The application will allow the user to draw a line and will then draw a chart showing the elevation at the endpoints of each line segment. The results will look like the image below. ElevationLine In the image above, you will see the green line I have drawn and a chart above the map. The chart shows the elevation profile. Notice how the elevation dips at the river and rises significantly as we approach the Sandia Mountains.

Required Plugins

To make the application work, you will need to use the Leaflet.Draw plugin. This is what lets the user draw the line. We only want the user to draw a line, so I will modify the sample config code on github to:

var drawnItems = new L.FeatureGroup(); map.addLayer(drawnItems); var drawControl = new L.Control.Draw({ draw: { marker: false, position: ‘topleft’, polygon: false, polyline: { metric: false, shapeOptions:{color:’green’,opacity:1} }, circle:false, rectangle: false }, edit: { featureGroup: drawnItems, edit: false } }); map.addControl(drawControl); map.on(‘draw:created’, function (e) { var type = e.layerType, layer = e.layer; if (type === ‘polyline’) { CODE GOES HERE } drawnItems.addLayer(layer);

This will only give the option for drawing a line. We will add our code in the if statement that equals polyline. You will also need to reference Charts.js. I really like Charts.js for static charts and Smoothie charts for streaming data.

The Completed Logic

We are going to allow the user to draw a line. When they are done, we need the points for each segment. Once we have the points, we will buffer them and get the elevation just as we did in the last post.

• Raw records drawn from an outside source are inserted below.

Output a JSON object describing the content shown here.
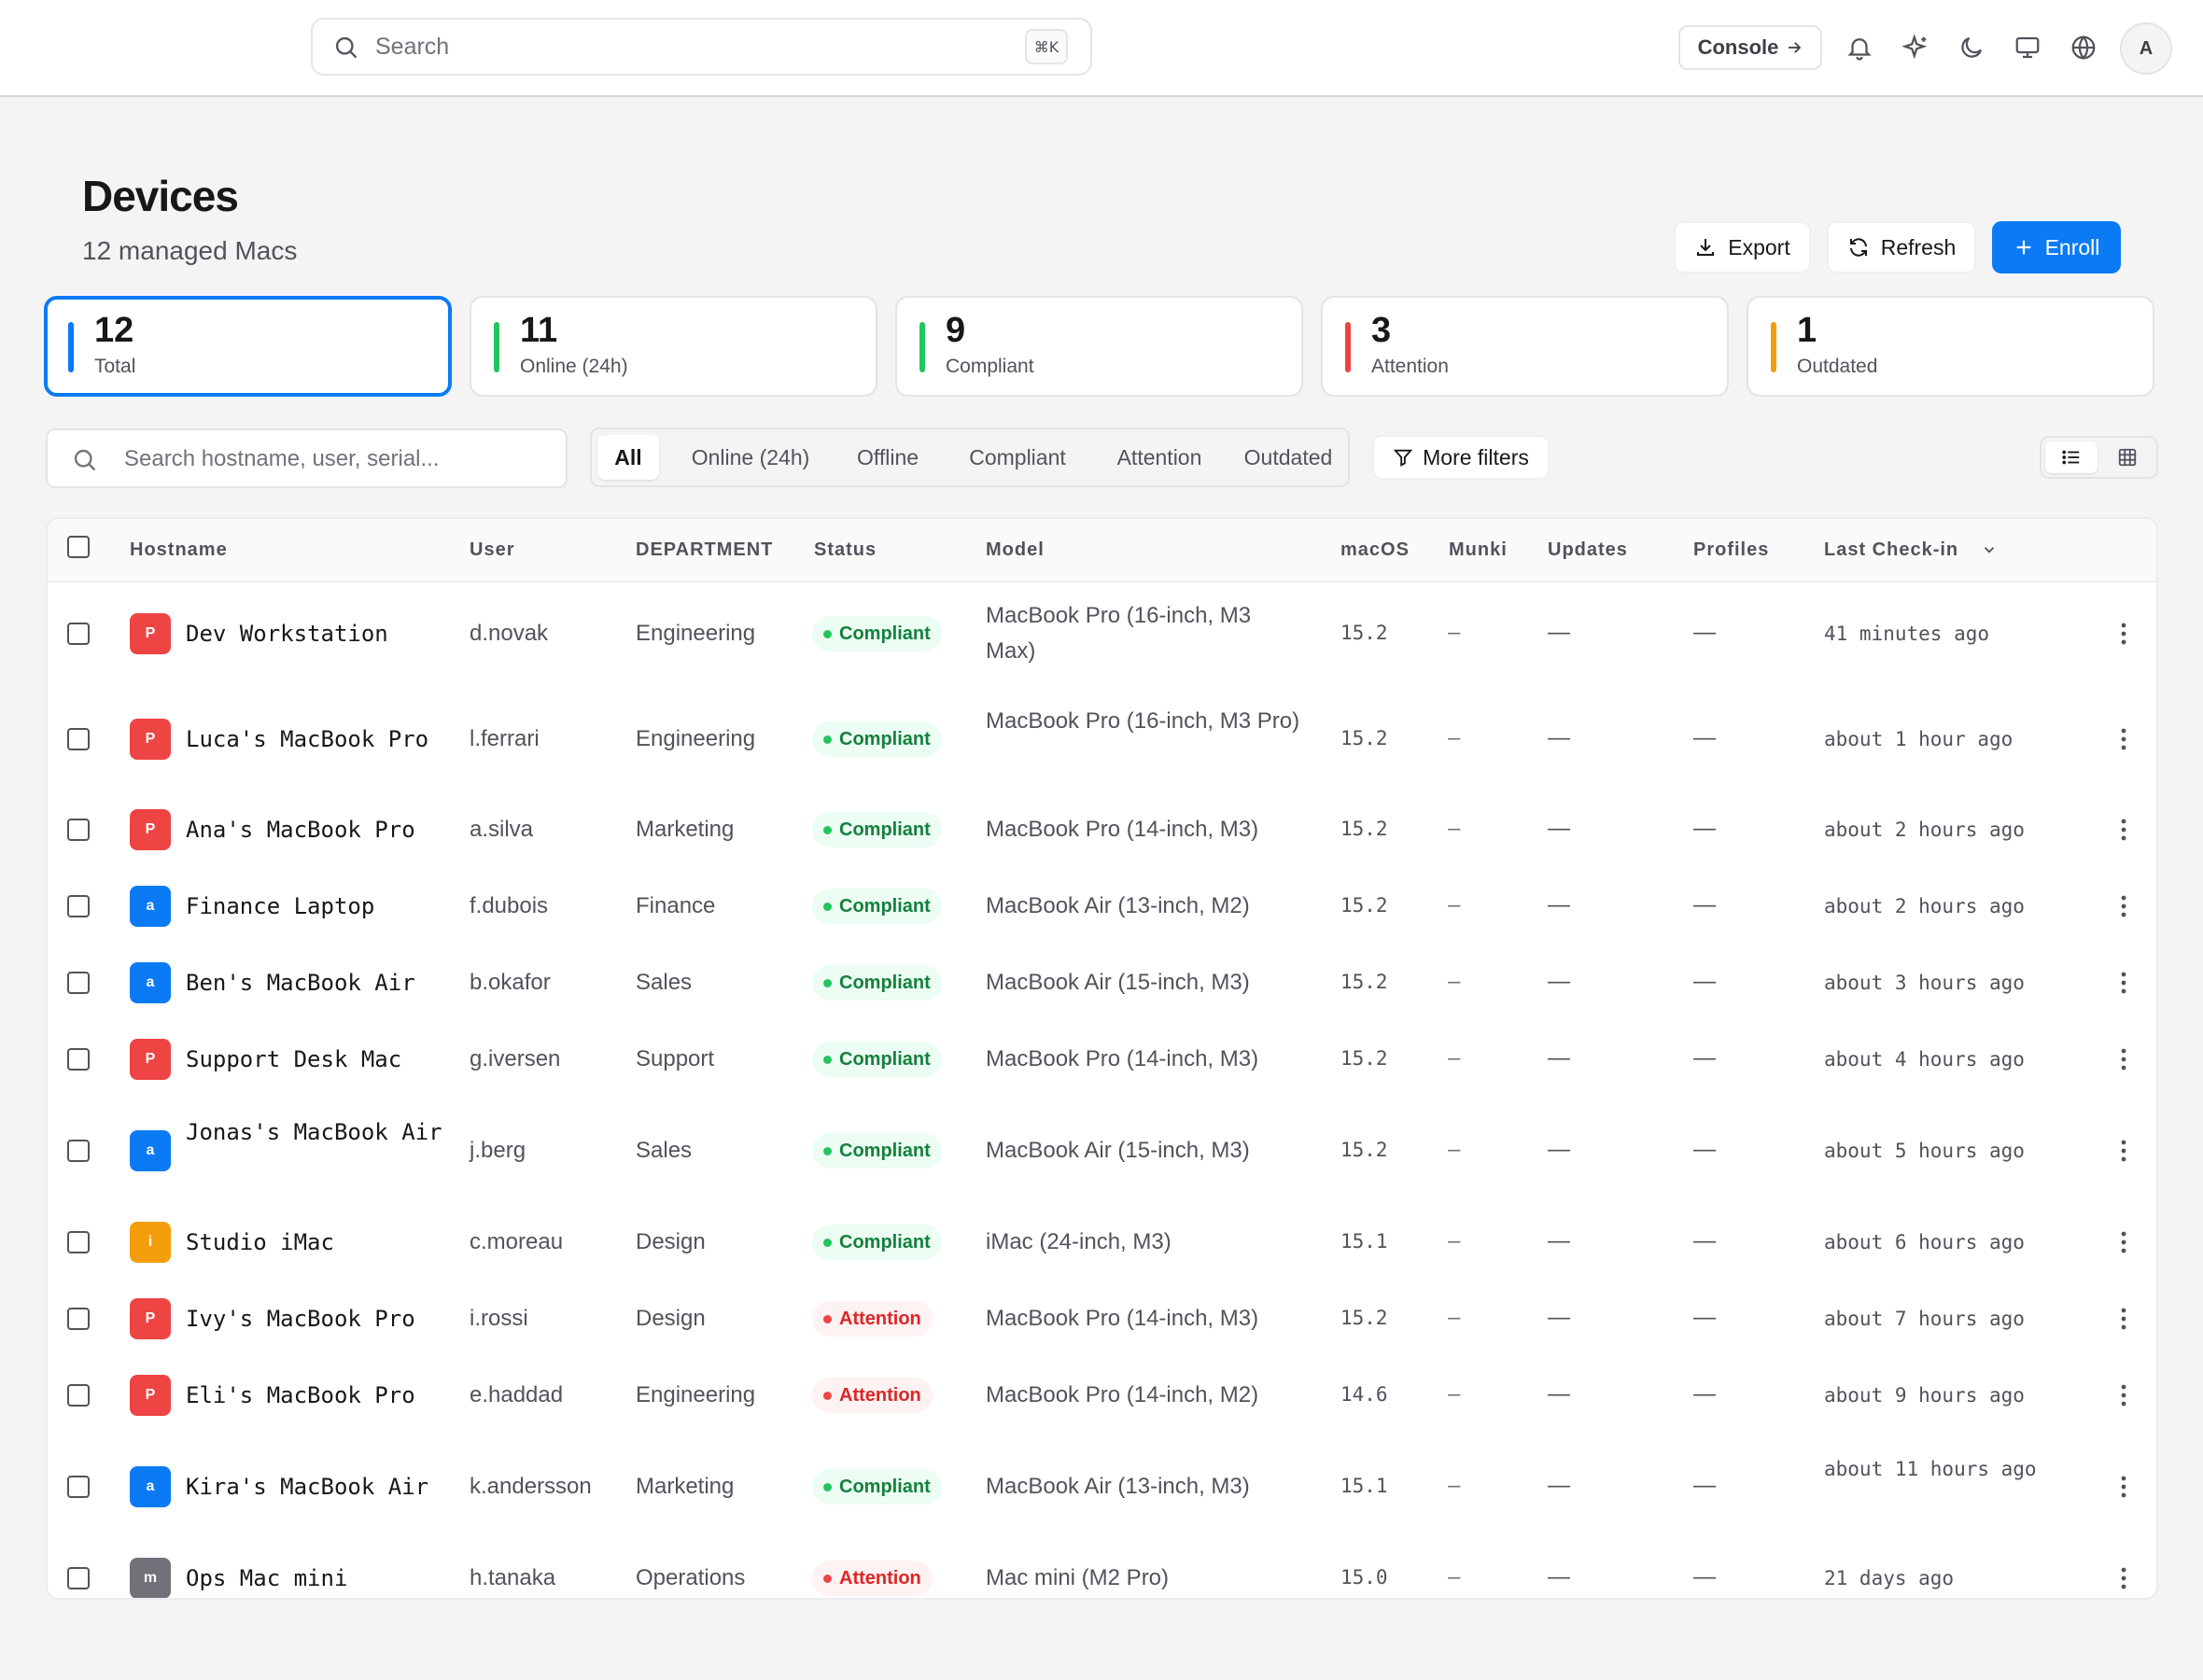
{
  "topbar": {
    "search_placeholder": "Search",
    "search_shortcut": "⌘K",
    "console_label": "Console",
    "icons": [
      "bell-icon",
      "sparkles-icon",
      "moon-icon",
      "monitor-icon",
      "globe-icon"
    ],
    "avatar_initial": "A"
  },
  "header": {
    "title": "Devices",
    "subtitle": "12 managed Macs",
    "export_label": "Export",
    "refresh_label": "Refresh",
    "enroll_label": "Enroll"
  },
  "stats": [
    {
      "value": "12",
      "label": "Total",
      "color": "#0a7bf5"
    },
    {
      "value": "11",
      "label": "Online (24h)",
      "color": "#22c55e"
    },
    {
      "value": "9",
      "label": "Compliant",
      "color": "#22c55e"
    },
    {
      "value": "3",
      "label": "Attention",
      "color": "#ef4444"
    },
    {
      "value": "1",
      "label": "Outdated",
      "color": "#f59e0b"
    }
  ],
  "filters": {
    "search_placeholder": "Search hostname, user, serial...",
    "segments": [
      "All",
      "Online (24h)",
      "Offline",
      "Compliant",
      "Attention",
      "Outdated"
    ],
    "active_segment": "All",
    "more_filters_label": "More filters"
  },
  "table": {
    "columns": {
      "hostname": "Hostname",
      "user": "User",
      "department": "DEPARTMENT",
      "status": "Status",
      "model": "Model",
      "macos": "macOS",
      "munki": "Munki",
      "updates": "Updates",
      "profiles": "Profiles",
      "last_checkin": "Last Check-in"
    },
    "empty_dash_short": "–",
    "empty_dash_long": "—",
    "rows": [
      {
        "platform": "P",
        "platform_color": "#ef4444",
        "hostname": "Dev Workstation",
        "user": "d.novak",
        "department": "Engineering",
        "status": "Compliant",
        "model": "MacBook Pro (16-inch, M3 Max)",
        "macos": "15.2",
        "last_checkin": "41 minutes ago"
      },
      {
        "platform": "P",
        "platform_color": "#ef4444",
        "hostname": "Luca's MacBook Pro",
        "user": "l.ferrari",
        "department": "Engineering",
        "status": "Compliant",
        "model": "MacBook Pro (16-inch, M3 Pro)",
        "macos": "15.2",
        "last_checkin": "about 1 hour ago"
      },
      {
        "platform": "P",
        "platform_color": "#ef4444",
        "hostname": "Ana's MacBook Pro",
        "user": "a.silva",
        "department": "Marketing",
        "status": "Compliant",
        "model": "MacBook Pro (14-inch, M3)",
        "macos": "15.2",
        "last_checkin": "about 2 hours ago"
      },
      {
        "platform": "a",
        "platform_color": "#0a7bf5",
        "hostname": "Finance Laptop",
        "user": "f.dubois",
        "department": "Finance",
        "status": "Compliant",
        "model": "MacBook Air (13-inch, M2)",
        "macos": "15.2",
        "last_checkin": "about 2 hours ago"
      },
      {
        "platform": "a",
        "platform_color": "#0a7bf5",
        "hostname": "Ben's MacBook Air",
        "user": "b.okafor",
        "department": "Sales",
        "status": "Compliant",
        "model": "MacBook Air (15-inch, M3)",
        "macos": "15.2",
        "last_checkin": "about 3 hours ago"
      },
      {
        "platform": "P",
        "platform_color": "#ef4444",
        "hostname": "Support Desk Mac",
        "user": "g.iversen",
        "department": "Support",
        "status": "Compliant",
        "model": "MacBook Pro (14-inch, M3)",
        "macos": "15.2",
        "last_checkin": "about 4 hours ago"
      },
      {
        "platform": "a",
        "platform_color": "#0a7bf5",
        "hostname": "Jonas's MacBook Air",
        "user": "j.berg",
        "department": "Sales",
        "status": "Compliant",
        "model": "MacBook Air (15-inch, M3)",
        "macos": "15.2",
        "last_checkin": "about 5 hours ago"
      },
      {
        "platform": "i",
        "platform_color": "#f59e0b",
        "hostname": "Studio iMac",
        "user": "c.moreau",
        "department": "Design",
        "status": "Compliant",
        "model": "iMac (24-inch, M3)",
        "macos": "15.1",
        "last_checkin": "about 6 hours ago"
      },
      {
        "platform": "P",
        "platform_color": "#ef4444",
        "hostname": "Ivy's MacBook Pro",
        "user": "i.rossi",
        "department": "Design",
        "status": "Attention",
        "model": "MacBook Pro (14-inch, M3)",
        "macos": "15.2",
        "last_checkin": "about 7 hours ago"
      },
      {
        "platform": "P",
        "platform_color": "#ef4444",
        "hostname": "Eli's MacBook Pro",
        "user": "e.haddad",
        "department": "Engineering",
        "status": "Attention",
        "model": "MacBook Pro (14-inch, M2)",
        "macos": "14.6",
        "last_checkin": "about 9 hours ago"
      },
      {
        "platform": "a",
        "platform_color": "#0a7bf5",
        "hostname": "Kira's MacBook Air",
        "user": "k.andersson",
        "department": "Marketing",
        "status": "Compliant",
        "model": "MacBook Air (13-inch, M3)",
        "macos": "15.1",
        "last_checkin": "about 11 hours ago"
      },
      {
        "platform": "m",
        "platform_color": "#71717a",
        "hostname": "Ops Mac mini",
        "user": "h.tanaka",
        "department": "Operations",
        "status": "Attention",
        "model": "Mac mini (M2 Pro)",
        "macos": "15.0",
        "last_checkin": "21 days ago"
      }
    ]
  },
  "colors": {
    "accent": "#0a7bf5",
    "compliant_bg": "#ecfdf3",
    "compliant_text": "#15803d",
    "compliant_dot": "#22c55e",
    "attention_bg": "#fef2f2",
    "attention_text": "#dc2626",
    "attention_dot": "#ef4444"
  }
}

drawLine=layer.getLatLngs(); for(var x=0;x<drawLine.length;x++){ a=L.marker([drawLine[x].lat,drawLine[x].lng]); var b=a.toGeoJSON(); var buffered = turf.buffer(b,0.01,”miles”); var result = turf.featurecollection(buffered.features.concat(b)); var g='{“rings”:’+JSON.stringify(buffered.features[0].geometry.coordinates)+’}’; howhigh(g); }

We calla function howhigh(g) and pass the geometry. This function is the AJAX call.

var d=JSON.parse(http.responseText); points.push(d.features[0].attributes.ELEV); l.push(label); label=label+1; drawChart();

The AJAX call pushes the elevation to an array and increments the label variable. It then calls drawChart(). We will update the chart as each result comes in from the AJAX calls.

function drawChart(){ data={ labels: l, datasets: [ { label: “$”, fillColor: “rgba(151,187,205,0.5)”, strokeColor: “rgba(151,187,205,0.8)”, highlightFill: “rgba(151,187,205,0.75)”, highlightStroke: “rgba(151,187,205,1)”, data: points }]}; var ctx = document.getElementById(“data”).getContext(“2d”); myBarChart = new Chart(ctx).Bar(data, {scaleShowGridLines : true,responsive:false,showTooltips:false,scaleBeginAtZero : false,barValueSpacing : .5}); }

The function configures the data and labels and adds the chart to the canvas.

To Do

The application only allows you to draw a single line. In the future, the application needs a reset function to clear the data and chart and allow the user to draw a new line.